With a rawness that owes influence to the North East coast they call home, Pit Pony are a caustic, fuzz-rock five-piece from Tyneside that create an adrenaline fuelled, full throttle soundtrack for singer Jackie to explore tales of political ineptitude, mental health, motherhood and failed relationships.
Last week they released their debut album World To Me, which explores themes of identity, isolation, anxiety, motherhood and although not intentionally, the impact of the pandemic on us all. Armed with lots of new music and a bigger sound, the band are back with the bite between their teeth and ready to move.
We had a chat with Jackie all about the album’s themes, the making of the record, what they have coming up next and more. Read the Q&A below.
Hi Jackie! How have the last couple of years been for Pit Pony as a band?
“As a band they’ve been really good. We had time to write, make the album and we signed to Clue Records which are all really exciting. Despite the break of not playing any gigs during the pandemic we’ve had a good run of gigs since and supported bands like Idles and The Wedding Present which has been lush.”
For anyone discovering Pit Pony here for the first time, please gave us a brief history on the band, your sound and your influences.
“We are a five piece from various parts of the North East of England but we all live in and around Newcastle. We started gigging around 2018. Our sound is sort of post punk, garagey, alternative rock? I am terrible with genres. You will have to make your own minds up. Our influences are quite varied but mine are people like PJ Harvey, Deap Valley, The Kills.
You’ve just released your debut album World To Me. The record explores themes of identity, isolation, anxiety, motherhood and the impact of the pandemic on us all (Please expand). What do you hope fans/listeners take away from it?
“In all honesty we just hope people enjoy it. The themes have come from experience, namely the pandemic when we wrote the album but also when the pandemic hit I was on maternity leave with a 7 month old baby and suddenly there was nowhere to go, no one could come and see us etc and it did have an impact. I think that it’s important to talk about these experiences as you never know who may be able to relate to them. It is also something I feel isn’t really documented enough – being a Mother, a parent while being in a band and how you navigate that.”
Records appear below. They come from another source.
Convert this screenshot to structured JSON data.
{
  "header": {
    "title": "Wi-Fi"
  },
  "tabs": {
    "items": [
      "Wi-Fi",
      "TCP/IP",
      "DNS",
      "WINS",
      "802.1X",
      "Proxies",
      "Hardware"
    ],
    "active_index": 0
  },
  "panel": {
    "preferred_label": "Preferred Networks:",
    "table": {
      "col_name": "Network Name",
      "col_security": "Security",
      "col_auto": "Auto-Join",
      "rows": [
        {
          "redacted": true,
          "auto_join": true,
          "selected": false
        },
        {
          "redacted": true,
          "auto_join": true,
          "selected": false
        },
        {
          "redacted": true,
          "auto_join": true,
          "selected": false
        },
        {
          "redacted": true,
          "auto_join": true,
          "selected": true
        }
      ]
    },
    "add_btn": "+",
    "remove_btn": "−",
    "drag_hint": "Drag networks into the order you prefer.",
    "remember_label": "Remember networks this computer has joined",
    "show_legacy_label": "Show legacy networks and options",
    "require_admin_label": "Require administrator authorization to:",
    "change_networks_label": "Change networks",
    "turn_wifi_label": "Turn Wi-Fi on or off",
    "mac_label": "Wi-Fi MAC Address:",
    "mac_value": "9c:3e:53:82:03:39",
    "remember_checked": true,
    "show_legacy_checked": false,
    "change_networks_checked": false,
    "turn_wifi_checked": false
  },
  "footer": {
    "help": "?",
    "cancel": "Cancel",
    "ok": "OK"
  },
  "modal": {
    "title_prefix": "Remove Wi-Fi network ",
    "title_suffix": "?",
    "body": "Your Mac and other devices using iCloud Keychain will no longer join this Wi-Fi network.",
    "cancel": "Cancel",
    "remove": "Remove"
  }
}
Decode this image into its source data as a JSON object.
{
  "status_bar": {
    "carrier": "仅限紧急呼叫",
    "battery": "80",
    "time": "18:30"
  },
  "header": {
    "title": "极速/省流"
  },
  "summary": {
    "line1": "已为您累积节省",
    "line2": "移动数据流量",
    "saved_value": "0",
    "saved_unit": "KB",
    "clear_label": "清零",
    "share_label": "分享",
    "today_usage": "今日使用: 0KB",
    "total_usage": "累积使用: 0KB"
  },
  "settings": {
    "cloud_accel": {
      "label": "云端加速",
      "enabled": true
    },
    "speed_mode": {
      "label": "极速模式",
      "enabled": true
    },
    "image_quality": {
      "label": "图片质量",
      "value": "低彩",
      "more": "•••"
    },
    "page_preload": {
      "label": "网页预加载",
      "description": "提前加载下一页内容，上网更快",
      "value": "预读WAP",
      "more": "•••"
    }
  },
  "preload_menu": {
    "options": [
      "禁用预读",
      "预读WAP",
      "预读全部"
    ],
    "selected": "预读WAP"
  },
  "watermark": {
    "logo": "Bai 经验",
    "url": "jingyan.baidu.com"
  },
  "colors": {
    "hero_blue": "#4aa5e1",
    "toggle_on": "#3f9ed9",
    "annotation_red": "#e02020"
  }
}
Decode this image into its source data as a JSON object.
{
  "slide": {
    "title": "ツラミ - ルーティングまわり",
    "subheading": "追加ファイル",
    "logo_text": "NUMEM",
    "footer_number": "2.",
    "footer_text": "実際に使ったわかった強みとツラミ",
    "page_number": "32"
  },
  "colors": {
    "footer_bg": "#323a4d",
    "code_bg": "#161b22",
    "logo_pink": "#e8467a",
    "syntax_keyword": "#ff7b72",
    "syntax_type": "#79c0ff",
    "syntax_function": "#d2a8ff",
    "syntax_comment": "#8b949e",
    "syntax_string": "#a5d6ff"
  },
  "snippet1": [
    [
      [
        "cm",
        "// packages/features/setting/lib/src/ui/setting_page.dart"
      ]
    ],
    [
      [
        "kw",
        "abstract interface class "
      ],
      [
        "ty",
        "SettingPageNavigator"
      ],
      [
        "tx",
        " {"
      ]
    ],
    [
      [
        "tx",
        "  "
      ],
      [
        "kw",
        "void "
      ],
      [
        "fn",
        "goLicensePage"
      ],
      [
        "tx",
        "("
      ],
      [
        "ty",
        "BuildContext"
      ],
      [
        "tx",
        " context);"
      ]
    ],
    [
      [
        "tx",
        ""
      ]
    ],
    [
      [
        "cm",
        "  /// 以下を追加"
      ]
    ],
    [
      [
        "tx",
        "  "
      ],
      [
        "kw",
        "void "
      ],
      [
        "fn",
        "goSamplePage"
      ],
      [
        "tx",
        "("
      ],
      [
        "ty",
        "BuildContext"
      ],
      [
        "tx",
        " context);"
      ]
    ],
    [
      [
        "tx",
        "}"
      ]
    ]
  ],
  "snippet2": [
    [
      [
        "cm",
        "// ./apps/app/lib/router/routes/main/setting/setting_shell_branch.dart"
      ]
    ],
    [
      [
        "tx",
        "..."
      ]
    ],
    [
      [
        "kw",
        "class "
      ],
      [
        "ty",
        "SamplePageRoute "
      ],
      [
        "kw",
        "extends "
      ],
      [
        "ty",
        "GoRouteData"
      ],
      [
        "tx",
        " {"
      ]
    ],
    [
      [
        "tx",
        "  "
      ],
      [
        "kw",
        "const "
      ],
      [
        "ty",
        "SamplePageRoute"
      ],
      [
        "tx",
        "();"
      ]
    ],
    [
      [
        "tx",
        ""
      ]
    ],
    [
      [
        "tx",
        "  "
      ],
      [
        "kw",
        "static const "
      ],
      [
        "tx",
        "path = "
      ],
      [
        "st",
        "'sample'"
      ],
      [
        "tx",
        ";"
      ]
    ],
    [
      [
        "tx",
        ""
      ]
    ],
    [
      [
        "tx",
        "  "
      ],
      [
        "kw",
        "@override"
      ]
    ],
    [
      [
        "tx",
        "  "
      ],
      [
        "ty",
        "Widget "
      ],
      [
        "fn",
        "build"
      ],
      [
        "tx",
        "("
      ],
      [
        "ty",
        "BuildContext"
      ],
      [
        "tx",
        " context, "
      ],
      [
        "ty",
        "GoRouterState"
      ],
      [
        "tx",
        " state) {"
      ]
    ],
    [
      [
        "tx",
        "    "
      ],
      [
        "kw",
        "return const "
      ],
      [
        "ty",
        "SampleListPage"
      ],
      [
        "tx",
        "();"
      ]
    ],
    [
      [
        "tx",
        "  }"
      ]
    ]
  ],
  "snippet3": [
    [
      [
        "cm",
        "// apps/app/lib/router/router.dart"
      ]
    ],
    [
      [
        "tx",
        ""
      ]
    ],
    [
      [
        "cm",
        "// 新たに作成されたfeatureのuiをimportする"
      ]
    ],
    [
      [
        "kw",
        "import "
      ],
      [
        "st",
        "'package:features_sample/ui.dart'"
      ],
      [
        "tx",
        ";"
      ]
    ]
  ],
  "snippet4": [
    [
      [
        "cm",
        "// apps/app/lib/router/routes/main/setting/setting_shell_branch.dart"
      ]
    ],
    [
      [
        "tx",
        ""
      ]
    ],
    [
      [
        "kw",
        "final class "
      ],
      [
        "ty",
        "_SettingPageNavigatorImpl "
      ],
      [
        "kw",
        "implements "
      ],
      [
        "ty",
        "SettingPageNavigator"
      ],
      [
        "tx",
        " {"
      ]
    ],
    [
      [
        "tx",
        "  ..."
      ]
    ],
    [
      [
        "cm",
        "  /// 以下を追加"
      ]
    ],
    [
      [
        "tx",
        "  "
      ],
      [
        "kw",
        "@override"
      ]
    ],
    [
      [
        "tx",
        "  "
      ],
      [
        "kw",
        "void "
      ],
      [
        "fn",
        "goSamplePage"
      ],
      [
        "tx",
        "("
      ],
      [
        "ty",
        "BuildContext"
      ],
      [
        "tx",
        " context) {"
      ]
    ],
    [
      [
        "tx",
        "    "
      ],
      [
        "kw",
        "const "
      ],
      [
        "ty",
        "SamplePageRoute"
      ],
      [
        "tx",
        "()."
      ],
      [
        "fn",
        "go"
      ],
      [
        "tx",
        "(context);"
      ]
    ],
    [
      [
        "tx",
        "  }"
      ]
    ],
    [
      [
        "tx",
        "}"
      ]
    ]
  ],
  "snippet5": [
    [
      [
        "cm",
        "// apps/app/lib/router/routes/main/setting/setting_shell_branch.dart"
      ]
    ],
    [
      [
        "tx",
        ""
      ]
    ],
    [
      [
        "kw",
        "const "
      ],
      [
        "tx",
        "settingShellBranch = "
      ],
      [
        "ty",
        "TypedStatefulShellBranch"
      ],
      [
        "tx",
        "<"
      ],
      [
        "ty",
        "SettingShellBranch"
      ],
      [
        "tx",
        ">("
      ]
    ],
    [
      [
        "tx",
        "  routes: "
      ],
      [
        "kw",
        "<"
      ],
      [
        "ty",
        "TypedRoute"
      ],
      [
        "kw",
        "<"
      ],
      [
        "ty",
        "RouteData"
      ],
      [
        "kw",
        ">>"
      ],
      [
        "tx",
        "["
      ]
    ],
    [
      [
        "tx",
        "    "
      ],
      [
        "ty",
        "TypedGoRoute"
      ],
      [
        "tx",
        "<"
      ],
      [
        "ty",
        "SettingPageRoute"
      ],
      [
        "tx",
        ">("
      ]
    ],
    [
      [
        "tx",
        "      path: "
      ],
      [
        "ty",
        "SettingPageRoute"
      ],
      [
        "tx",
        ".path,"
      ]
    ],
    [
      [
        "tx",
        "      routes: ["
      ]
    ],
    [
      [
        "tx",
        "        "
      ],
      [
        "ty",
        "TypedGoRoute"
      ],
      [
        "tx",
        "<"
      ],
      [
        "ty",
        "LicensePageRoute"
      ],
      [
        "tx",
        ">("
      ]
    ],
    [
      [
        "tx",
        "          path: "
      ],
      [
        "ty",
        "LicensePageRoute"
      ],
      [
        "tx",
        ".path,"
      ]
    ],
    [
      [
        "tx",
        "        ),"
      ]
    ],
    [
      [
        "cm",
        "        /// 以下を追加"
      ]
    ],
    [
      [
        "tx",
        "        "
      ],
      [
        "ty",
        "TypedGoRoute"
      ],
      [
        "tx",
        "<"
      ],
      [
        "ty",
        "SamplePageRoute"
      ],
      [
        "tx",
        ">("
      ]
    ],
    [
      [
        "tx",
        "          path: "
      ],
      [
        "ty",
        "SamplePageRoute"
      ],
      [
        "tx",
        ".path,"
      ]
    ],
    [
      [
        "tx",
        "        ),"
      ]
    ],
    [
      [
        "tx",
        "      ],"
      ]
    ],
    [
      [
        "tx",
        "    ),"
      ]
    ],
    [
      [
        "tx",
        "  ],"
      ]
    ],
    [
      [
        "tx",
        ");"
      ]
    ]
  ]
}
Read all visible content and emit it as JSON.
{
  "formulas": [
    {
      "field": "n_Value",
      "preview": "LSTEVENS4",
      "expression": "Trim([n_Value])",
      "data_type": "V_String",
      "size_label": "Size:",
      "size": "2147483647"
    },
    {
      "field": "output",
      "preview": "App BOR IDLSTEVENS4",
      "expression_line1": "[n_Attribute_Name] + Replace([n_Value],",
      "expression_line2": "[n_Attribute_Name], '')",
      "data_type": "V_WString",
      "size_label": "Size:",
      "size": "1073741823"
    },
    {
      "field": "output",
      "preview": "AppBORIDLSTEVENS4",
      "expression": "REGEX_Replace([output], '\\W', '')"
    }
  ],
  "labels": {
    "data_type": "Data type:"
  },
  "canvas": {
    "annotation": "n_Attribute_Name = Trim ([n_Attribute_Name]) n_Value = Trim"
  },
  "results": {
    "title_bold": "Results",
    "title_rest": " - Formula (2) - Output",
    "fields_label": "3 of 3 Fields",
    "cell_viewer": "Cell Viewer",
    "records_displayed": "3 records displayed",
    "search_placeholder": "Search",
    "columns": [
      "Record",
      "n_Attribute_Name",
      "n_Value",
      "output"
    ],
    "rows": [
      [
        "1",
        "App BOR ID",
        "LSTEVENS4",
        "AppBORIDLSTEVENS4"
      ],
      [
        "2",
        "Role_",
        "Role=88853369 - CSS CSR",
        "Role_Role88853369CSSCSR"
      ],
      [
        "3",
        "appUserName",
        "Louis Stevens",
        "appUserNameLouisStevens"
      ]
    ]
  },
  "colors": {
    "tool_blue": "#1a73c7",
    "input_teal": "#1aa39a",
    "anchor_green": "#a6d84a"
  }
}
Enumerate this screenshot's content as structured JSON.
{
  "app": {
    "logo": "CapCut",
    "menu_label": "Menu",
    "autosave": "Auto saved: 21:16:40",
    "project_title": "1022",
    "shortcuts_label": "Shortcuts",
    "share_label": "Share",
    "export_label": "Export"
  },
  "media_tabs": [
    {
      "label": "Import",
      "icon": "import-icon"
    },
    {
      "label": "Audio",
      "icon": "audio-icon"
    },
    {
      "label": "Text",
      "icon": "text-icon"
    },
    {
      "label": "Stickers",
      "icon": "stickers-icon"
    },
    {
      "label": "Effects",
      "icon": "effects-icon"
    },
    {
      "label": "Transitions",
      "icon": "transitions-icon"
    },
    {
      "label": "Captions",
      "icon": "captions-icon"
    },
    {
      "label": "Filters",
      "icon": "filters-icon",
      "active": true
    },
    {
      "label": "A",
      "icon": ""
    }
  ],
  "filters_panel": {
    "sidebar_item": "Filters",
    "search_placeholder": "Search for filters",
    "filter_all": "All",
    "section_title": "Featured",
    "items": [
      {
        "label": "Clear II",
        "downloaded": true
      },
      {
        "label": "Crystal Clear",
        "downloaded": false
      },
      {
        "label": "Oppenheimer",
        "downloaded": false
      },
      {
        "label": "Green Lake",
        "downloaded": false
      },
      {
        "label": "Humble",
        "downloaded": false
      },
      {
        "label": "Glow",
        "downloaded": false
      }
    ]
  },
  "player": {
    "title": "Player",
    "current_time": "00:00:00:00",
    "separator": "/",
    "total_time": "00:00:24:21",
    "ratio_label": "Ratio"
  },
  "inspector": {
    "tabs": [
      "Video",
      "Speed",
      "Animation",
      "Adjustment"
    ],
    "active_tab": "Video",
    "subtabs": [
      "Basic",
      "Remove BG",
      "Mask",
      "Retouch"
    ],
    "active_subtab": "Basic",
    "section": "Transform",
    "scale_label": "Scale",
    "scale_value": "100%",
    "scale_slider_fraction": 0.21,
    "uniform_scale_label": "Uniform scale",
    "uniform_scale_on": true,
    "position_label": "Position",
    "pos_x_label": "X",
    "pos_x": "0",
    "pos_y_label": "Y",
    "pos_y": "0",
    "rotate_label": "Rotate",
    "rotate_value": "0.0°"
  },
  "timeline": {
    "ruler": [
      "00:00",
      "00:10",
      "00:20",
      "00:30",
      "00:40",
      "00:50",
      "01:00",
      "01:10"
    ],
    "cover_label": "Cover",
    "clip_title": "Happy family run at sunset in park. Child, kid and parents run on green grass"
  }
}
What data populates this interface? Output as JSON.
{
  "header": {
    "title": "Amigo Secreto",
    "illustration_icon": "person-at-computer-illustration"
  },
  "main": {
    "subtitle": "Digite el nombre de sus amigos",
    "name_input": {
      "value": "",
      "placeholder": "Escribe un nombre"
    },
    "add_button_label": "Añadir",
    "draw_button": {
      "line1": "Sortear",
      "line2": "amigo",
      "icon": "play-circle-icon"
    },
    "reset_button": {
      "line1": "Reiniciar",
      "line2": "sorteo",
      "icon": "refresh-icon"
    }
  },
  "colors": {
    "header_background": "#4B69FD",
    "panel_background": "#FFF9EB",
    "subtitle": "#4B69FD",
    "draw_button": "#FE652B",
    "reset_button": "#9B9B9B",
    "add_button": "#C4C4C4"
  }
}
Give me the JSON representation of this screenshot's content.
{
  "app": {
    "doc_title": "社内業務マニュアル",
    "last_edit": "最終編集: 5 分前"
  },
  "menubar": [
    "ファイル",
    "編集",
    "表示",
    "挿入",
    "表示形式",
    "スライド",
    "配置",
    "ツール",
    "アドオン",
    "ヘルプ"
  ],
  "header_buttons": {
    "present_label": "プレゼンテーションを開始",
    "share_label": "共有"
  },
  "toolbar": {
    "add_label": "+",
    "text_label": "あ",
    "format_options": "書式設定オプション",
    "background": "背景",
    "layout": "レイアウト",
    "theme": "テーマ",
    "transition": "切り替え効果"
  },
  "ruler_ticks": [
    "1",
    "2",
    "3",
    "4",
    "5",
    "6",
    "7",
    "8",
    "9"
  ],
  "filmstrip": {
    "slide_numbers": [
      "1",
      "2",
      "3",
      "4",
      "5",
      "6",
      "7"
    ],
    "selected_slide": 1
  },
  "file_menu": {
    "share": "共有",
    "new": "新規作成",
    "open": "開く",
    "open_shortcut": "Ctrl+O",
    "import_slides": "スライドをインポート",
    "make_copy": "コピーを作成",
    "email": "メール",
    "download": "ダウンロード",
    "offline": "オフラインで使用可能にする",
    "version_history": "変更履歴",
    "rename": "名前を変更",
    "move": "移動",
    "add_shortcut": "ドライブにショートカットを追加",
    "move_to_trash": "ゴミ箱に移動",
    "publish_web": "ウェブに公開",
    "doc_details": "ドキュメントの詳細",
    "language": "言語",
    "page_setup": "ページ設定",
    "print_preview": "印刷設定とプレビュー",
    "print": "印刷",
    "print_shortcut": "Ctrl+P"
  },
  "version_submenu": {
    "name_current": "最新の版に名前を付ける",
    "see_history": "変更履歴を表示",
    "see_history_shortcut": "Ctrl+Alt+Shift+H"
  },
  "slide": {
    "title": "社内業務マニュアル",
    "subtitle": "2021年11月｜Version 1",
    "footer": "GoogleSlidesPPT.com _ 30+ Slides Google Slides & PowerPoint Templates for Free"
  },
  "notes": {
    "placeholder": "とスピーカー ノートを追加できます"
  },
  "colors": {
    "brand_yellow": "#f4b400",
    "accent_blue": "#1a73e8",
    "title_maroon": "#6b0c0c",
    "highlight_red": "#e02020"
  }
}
Please take us through your songwriting/creative process for World To Me. What was your favourite part and what did you find most challenging?
“Pre pandemic we would almost always write songs in a room together. Someone would bring an idea of a guitar part and we’d write our own parts on top of that. In the pandemic we obviously couldn’t all get in a room together so instead we relied a lot on recording and sending things to each other via phones and laptops. Nothing flash for me, it was just voice notes on my phone mainly. We still all wrote our own parts and usually Garth, Andrew or Potter would have the initial guitar part that we built onto. When we came to practice and record when we were allowed to it meant distancing, wearing masks and sanitising everything but by that point everyone was so used to that in general life (we’ve all worked through the pandemic as ‘key workers’ anyway) that it didn’t seem too alien.”
Finally, what’s next for you guys? Do you have any gigs coming up?
“Our album launch show is one we’re looking forward to (at The Lubber Fiend in Newcastle on July 1st) and then in stores at RPM in Newcastle and Vinyl Whistle in Leeds which will be stripped back sets so something different. After that we have gigs in July supporting Pigsx7 and The Futureheads as well as Ulltra Fest in Hull. Later in the year we are planning on another run of gigs to play some places we didn’t reach in April. Lots to look forward to!”